—Okay? Okay, secondly, the inmates of this story are not people being represented via the anthro/furry school of cartooning. They’re anthropomorphised animals in a kennel and the apparent prison’n’people set-up is the metaphor. This, gratifyingly, allows the allegory to shine like backlighting. Golden edges added to everything, perfect visibility, freedom from immediate, subconscious decoding of basic and obvious comparison with “real life.” The dogman is a dog; that’s why his desperation/aggression/enthusiasm/etc “makes sense.” And afterwards, if you think about it, hey, some people act pretty much that way too, and maybe they also have a reason for that in their upbringing or chemistry somewhere? Jen Lee’s work in this dogboy oeuvre is wonderful too—her free-roaming puppies are plenty different enough to these captured adult canines (and other pets) to keep the freshness on every plate.
The floating reality of a kennel humanised as a prison is punctured, alarmingly, at the end of the issue, in a similar way to the puncturing of Viv Vision at the end of that series’ first issue. These books both use the acknowledgement of their craft as a liar’s game to further their mark’s investment. Kennel Block Blues’ approach to the breaking of kayfabe is subtler, more haunting, a worry. It makes you fear for Oliver—is the prison just the first layer of his inability to see reality, the forest-sized result of his domestication? Are the cartoon musical sequences the distraction, the trees, that allow us to miss what’s “really” wrong with this nice, good dog? The Vision‘s framing device, gradually revealed as prophecy seen by a witch, is blunt, and sustains attention, but it doesn’t cut as deeply as all that.
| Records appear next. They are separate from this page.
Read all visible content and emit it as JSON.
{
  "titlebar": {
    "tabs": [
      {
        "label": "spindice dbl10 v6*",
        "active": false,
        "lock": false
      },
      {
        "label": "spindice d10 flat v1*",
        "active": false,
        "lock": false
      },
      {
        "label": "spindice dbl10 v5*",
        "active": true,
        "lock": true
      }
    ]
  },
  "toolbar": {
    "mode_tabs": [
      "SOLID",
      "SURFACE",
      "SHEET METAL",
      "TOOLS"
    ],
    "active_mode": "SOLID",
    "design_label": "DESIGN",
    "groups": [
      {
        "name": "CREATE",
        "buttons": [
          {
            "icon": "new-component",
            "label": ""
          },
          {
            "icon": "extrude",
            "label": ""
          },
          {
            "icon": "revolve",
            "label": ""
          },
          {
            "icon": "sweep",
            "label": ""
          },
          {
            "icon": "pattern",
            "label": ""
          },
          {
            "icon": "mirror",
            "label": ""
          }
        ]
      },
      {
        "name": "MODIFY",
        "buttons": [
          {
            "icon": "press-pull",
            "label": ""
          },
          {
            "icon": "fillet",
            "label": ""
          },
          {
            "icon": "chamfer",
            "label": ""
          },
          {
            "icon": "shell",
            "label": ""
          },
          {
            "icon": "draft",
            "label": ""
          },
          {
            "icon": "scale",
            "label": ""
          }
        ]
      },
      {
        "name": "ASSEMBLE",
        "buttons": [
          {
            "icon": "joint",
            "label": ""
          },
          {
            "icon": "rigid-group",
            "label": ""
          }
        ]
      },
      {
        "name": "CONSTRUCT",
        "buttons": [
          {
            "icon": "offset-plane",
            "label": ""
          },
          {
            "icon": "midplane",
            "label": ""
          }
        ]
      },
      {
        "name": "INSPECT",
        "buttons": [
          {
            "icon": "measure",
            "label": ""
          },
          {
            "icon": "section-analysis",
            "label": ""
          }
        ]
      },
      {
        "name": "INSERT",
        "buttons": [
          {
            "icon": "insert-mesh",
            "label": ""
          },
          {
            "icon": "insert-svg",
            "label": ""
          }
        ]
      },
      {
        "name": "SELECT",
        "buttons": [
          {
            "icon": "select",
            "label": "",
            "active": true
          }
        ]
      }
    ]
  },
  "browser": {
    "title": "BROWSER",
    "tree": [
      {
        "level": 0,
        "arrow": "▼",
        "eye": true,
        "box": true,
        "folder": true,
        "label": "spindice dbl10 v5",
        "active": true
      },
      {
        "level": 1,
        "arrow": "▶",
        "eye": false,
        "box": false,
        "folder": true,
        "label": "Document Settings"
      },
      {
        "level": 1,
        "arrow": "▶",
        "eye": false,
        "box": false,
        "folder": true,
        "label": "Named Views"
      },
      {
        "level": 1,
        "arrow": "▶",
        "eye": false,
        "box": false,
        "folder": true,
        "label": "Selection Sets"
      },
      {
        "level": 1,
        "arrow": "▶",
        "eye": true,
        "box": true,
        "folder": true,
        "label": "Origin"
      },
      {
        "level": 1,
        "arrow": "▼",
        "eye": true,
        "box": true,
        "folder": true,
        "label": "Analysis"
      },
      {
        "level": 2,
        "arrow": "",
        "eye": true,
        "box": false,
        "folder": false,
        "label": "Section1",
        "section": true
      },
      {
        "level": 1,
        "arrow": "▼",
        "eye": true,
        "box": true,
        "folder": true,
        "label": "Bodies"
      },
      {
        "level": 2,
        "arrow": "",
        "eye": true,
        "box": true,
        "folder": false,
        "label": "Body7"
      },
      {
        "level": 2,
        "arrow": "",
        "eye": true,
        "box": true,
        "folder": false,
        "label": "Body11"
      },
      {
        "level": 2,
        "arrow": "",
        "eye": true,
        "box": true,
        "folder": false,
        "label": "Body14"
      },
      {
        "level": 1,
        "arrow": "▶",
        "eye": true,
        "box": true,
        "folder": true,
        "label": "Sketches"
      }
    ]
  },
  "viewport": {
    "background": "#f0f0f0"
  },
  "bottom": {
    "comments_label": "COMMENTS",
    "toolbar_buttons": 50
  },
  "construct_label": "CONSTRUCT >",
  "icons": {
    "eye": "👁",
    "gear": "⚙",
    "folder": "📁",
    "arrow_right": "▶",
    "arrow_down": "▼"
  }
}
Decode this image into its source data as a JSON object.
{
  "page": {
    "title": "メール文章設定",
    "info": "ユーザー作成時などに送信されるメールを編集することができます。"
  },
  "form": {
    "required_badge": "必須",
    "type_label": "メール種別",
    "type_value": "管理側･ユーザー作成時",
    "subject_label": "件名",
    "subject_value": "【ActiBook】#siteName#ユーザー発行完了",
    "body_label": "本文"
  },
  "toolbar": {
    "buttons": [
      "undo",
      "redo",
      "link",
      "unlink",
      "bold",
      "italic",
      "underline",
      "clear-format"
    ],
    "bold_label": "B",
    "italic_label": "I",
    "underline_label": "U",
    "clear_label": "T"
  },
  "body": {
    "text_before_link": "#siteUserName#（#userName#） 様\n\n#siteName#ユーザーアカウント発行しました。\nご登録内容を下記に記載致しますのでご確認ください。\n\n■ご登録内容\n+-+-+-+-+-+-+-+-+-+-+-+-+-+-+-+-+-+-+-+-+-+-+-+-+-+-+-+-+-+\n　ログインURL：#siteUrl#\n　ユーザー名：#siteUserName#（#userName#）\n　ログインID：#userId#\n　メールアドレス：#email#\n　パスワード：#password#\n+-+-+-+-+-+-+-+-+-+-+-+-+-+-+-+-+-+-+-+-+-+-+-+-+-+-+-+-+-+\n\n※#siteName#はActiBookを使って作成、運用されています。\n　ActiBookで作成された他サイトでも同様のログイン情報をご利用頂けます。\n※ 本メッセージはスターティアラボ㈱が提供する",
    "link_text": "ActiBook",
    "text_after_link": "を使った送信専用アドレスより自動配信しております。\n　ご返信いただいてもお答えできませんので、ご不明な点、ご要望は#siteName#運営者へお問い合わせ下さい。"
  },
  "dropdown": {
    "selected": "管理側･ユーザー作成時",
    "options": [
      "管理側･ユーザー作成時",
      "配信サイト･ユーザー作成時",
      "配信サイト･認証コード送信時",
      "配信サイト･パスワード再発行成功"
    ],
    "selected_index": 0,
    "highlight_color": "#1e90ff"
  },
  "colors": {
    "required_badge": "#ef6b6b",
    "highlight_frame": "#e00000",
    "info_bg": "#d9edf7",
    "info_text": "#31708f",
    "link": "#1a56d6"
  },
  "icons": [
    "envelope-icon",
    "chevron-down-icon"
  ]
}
Our new best friend, Oliver, suffers from extreme anxiety (whether this is kennel-situational and new, or long ingrained, is not clear) that seems to result in delusion and hallucination. Whether these are purposeful flights of imagination or uncontrolled breaks from reality, they provide more butterflies for us to chase, removing boredom and familiarity from the prison story template we’re well acquainted with. This is supported and pushed by the nature of these sequences: they’re visual for the reader, and presumably for Oliver, but they also cause him to narrate in song, which other characters register and respond to. Ferrier’s scripting uses simple rhyme, rhythm and repetition for these verses but he sticks very, very well to his metre. The brain takes the syllabic emphasis and the motion of the linework, adds the font and colouring to evaluate atmosphere, and plays the reader an internal tune. It’s an absolutely competent attempt at an unusual and rarely aced approach to comic craft—a perfect landing of an experimental punt.
Take this doggie home.